He also stated that recovery from current recession would depend on the performance of oil prices in the international market and local crude oil production level in 2021.

The chamber stated that the growth outlook for Year 2021 would take full course most likely in the second quarter of 2021, due to the base effect of the second quarter 2020, when output contracted steeply by 6.1 per cent.

Yusuf said: “We expect the pace of recovery to remain subdued within the region of one percent in year 2021 in the absence of shocks. In our view, Nigeria’s recovery prospects depend largely on oil price and production level as GDP performance in recent quarters has significantly mirrored trends in both variables.”

On his part, the Managing Director/Chief Executive Officer, Financial Derivatives Company Limited, Mr. Bismarck Rewane, predicted that double-digit inflation in the country will remain and average at 16 per cent in 2021.

He also predicted the Central Bank of Nigeria will focus its monetary policy objectives on the attainment of price stability in 2021.

However, he warned that the pursuit of multiple objectives could undermine the effectiveness of the CBN’s monetary policy in 2021.

Rewane noted that a change in the interest rate policy would be likely in the in-coming year and, “will increase debt servicing costs.”

“Nigeria is already in a liquidity trap. The CBN will have no choice but to raise interest rates as it prioritse price stability over economic recovery. The timing of an interest rate increase will be a function of money supply growth, federal government’s overdraft, galloping inflation and exchange rate pressures,” he said.

The FDC boss also predicted that Nigeria’s oil production would increase by 500,000bpd as OPEC agreed to ease output cuts from January 2021, to reach an average oil production of 1.65 (mbpd) from1.61 mbpd in 2020.

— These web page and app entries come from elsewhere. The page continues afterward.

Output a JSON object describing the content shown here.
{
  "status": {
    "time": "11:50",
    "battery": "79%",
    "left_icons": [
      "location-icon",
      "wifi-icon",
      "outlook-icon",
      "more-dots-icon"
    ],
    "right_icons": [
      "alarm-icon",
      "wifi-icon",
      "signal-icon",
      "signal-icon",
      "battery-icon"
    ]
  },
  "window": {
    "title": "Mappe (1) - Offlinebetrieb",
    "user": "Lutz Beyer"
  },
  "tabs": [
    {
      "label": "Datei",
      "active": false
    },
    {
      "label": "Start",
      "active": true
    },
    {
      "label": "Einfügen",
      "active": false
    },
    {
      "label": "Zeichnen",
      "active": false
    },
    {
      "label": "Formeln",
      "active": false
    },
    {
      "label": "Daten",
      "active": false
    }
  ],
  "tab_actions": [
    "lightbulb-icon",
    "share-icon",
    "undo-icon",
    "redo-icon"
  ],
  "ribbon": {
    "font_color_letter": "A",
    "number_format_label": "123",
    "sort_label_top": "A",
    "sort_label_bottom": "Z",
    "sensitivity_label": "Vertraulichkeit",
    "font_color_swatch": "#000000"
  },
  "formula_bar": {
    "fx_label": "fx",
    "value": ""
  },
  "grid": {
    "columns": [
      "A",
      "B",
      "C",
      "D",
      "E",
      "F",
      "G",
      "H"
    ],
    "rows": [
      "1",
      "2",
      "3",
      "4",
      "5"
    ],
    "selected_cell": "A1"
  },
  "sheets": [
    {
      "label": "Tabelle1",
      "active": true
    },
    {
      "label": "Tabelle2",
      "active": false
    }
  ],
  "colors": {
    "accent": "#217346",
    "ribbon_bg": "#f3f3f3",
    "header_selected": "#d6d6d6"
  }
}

He said that the federal government, which is already confronted with wider fiscal deficit of N5.19 trillion in 2020, amid lower revenues, would attempt to spend its way out of the recession by significantly boosting domestic revenue mobilisation by broadening the excise base, increase the price of petrol and the raise the VAT rate gradually to the ECOWAS average of 15 per cent by 2025.